WHAT TO DO
Look through the data below. Collect every line where the word "subtitle" occurs.

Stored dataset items
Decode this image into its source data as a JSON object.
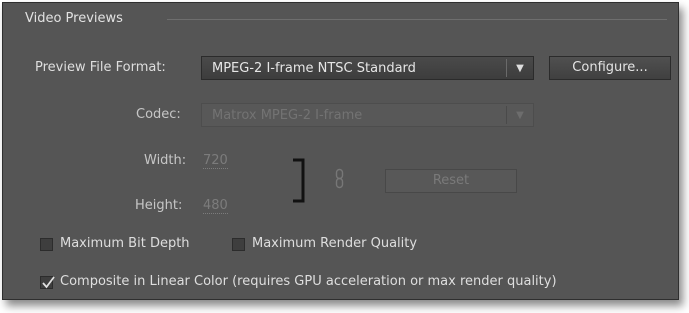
{
  "section": {
    "title": "Video Previews"
  },
  "preview_format": {
    "label": "Preview File Format:",
    "value": "MPEG-2 I-frame NTSC Standard",
    "configure_label": "Configure..."
  },
  "codec": {
    "label": "Codec:",
    "value": "Matrox MPEG-2 I-frame"
  },
  "dimensions": {
    "width_label": "Width:",
    "width_value": "720",
    "height_label": "Height:",
    "height_value": "480",
    "reset_label": "Reset"
  },
  "options": {
    "max_bit_depth": {
      "label": "Maximum Bit Depth",
      "checked": false
    },
    "max_render_quality": {
      "label": "Maximum Render Quality",
      "checked": false
    },
    "linear_color": {
      "label": "Composite in Linear Color (requires GPU acceleration or max render quality)",
      "checked": true
    }
  },
  "colors": {
    "panel_bg": "#555555",
    "text": "#dedede",
    "disabled_text": "#7a7a7a"
  }
}
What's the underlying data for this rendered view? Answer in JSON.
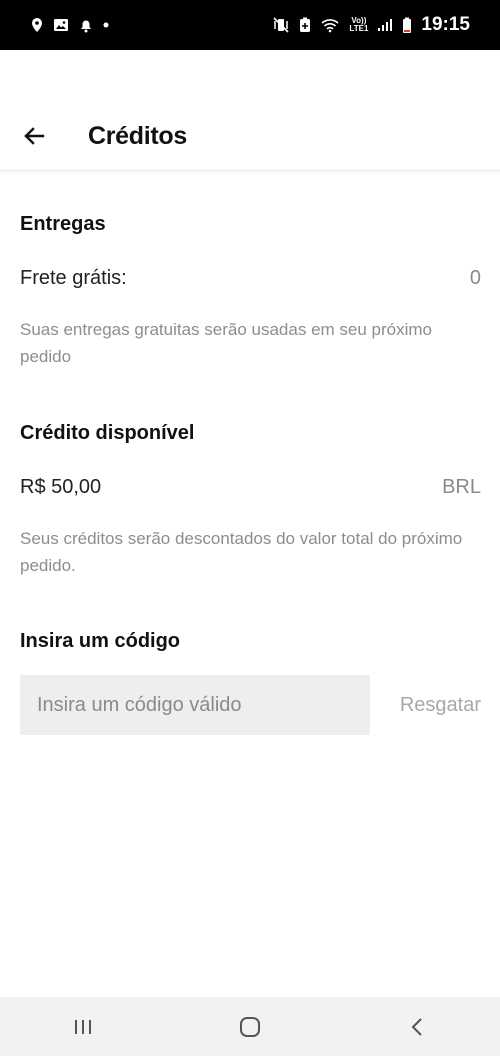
{
  "status_bar": {
    "time": "19:15",
    "network_label_top": "Vo))",
    "network_label_bottom": "LTE1",
    "icons": [
      "location-icon",
      "gallery-icon",
      "notification-icon",
      "dot-icon",
      "mute-vibrate-icon",
      "battery-saver-icon",
      "wifi-icon",
      "signal-icon",
      "battery-icon"
    ]
  },
  "header": {
    "title": "Créditos",
    "back_icon": "arrow-left-icon"
  },
  "deliveries": {
    "section_title": "Entregas",
    "label": "Frete grátis:",
    "value": "0",
    "note": "Suas entregas gratuitas serão usadas em seu próximo pedido"
  },
  "credit": {
    "section_title": "Crédito disponível",
    "amount": "R$ 50,00",
    "currency": "BRL",
    "note": "Seus créditos serão descontados do valor total do próximo pedido."
  },
  "promo": {
    "section_title": "Insira um código",
    "input_value": "",
    "input_placeholder": "Insira um código válido",
    "redeem_label": "Resgatar"
  },
  "nav_bar": {
    "icons": [
      "recent-apps-icon",
      "home-icon",
      "back-icon"
    ]
  },
  "colors": {
    "status_bar_bg": "#000000",
    "input_bg": "#eeeeee",
    "muted_text": "#8d8d8d",
    "nav_bar_bg": "#f2f2f2"
  }
}
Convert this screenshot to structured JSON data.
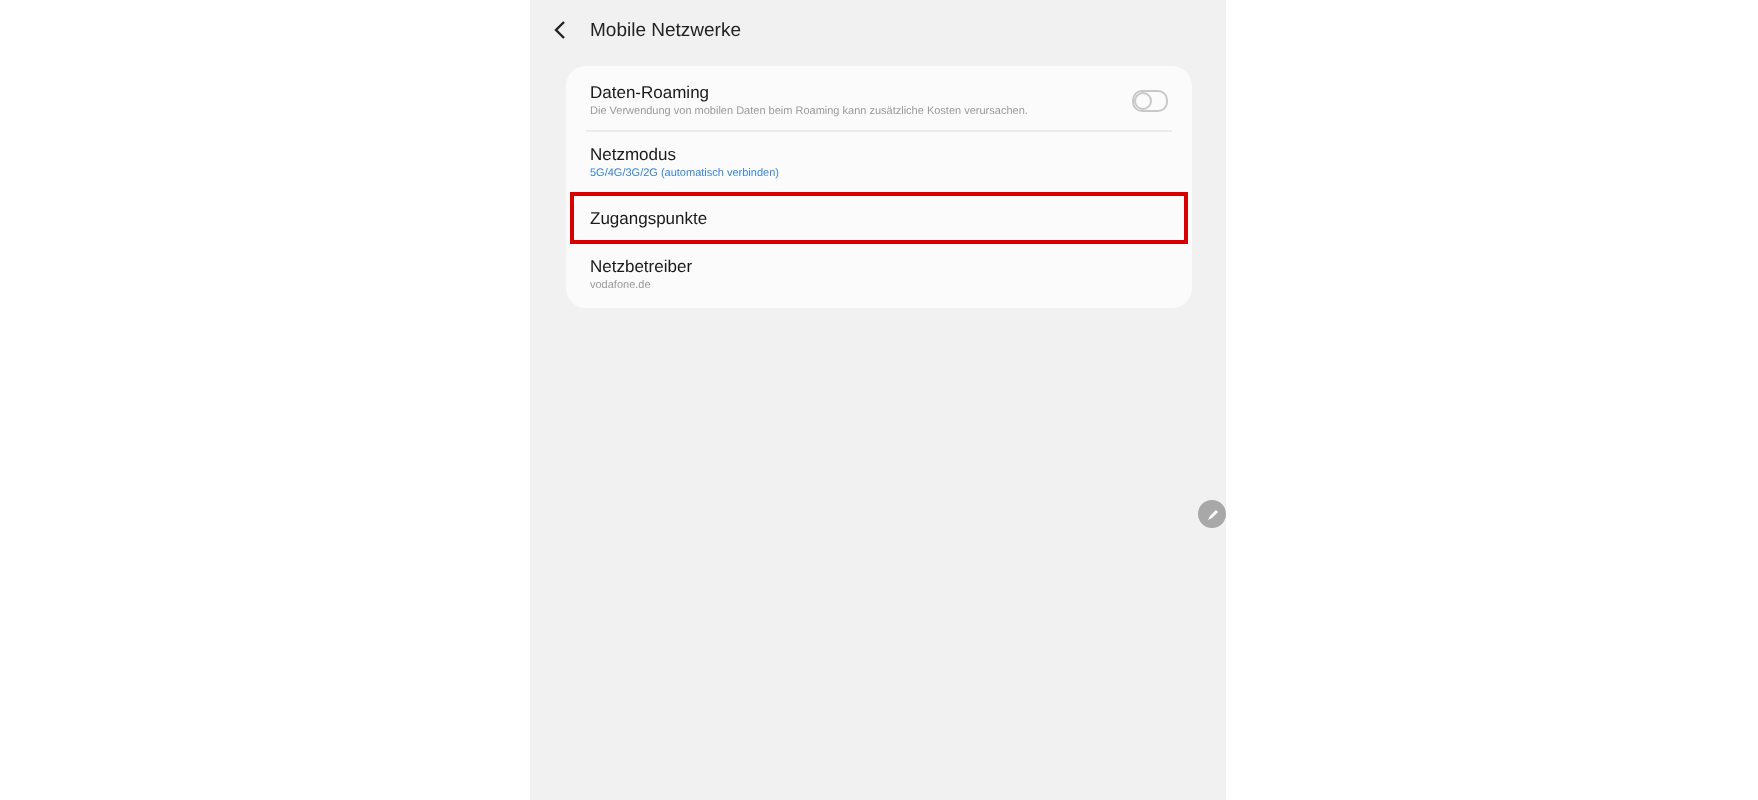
{
  "header": {
    "title": "Mobile Netzwerke"
  },
  "items": [
    {
      "kind": "toggle",
      "title": "Daten-Roaming",
      "subtitle": "Die Verwendung von mobilen Daten beim Roaming kann zusätzliche Kosten verursachen.",
      "accent": false,
      "on": false,
      "highlighted": false
    },
    {
      "kind": "plain",
      "title": "Netzmodus",
      "subtitle": "5G/4G/3G/2G (automatisch verbinden)",
      "accent": true,
      "highlighted": false
    },
    {
      "kind": "plain",
      "title": "Zugangspunkte",
      "highlighted": true
    },
    {
      "kind": "plain",
      "title": "Netzbetreiber",
      "subtitle": "vodafone.de",
      "accent": false,
      "highlighted": false
    }
  ]
}
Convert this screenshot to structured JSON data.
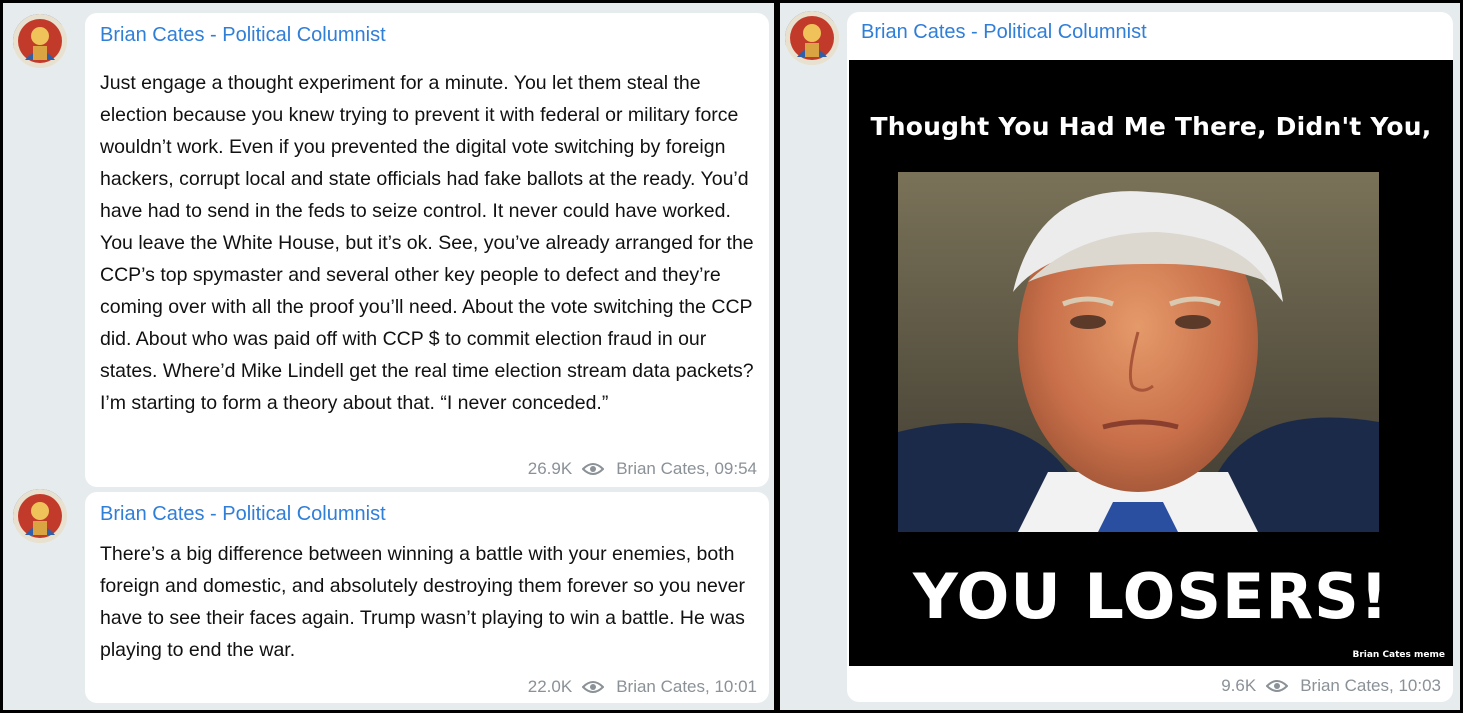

OUTPUT OF THE TASK
      "subtitle": "Die Verwendung von mobilen Daten beim Roaming kann zusätzliche Kosten verursachen.",
      "subtitle": "5G/4G/3G/2G (automatisch verbinden)",
      "subtitle": "vodafone.de",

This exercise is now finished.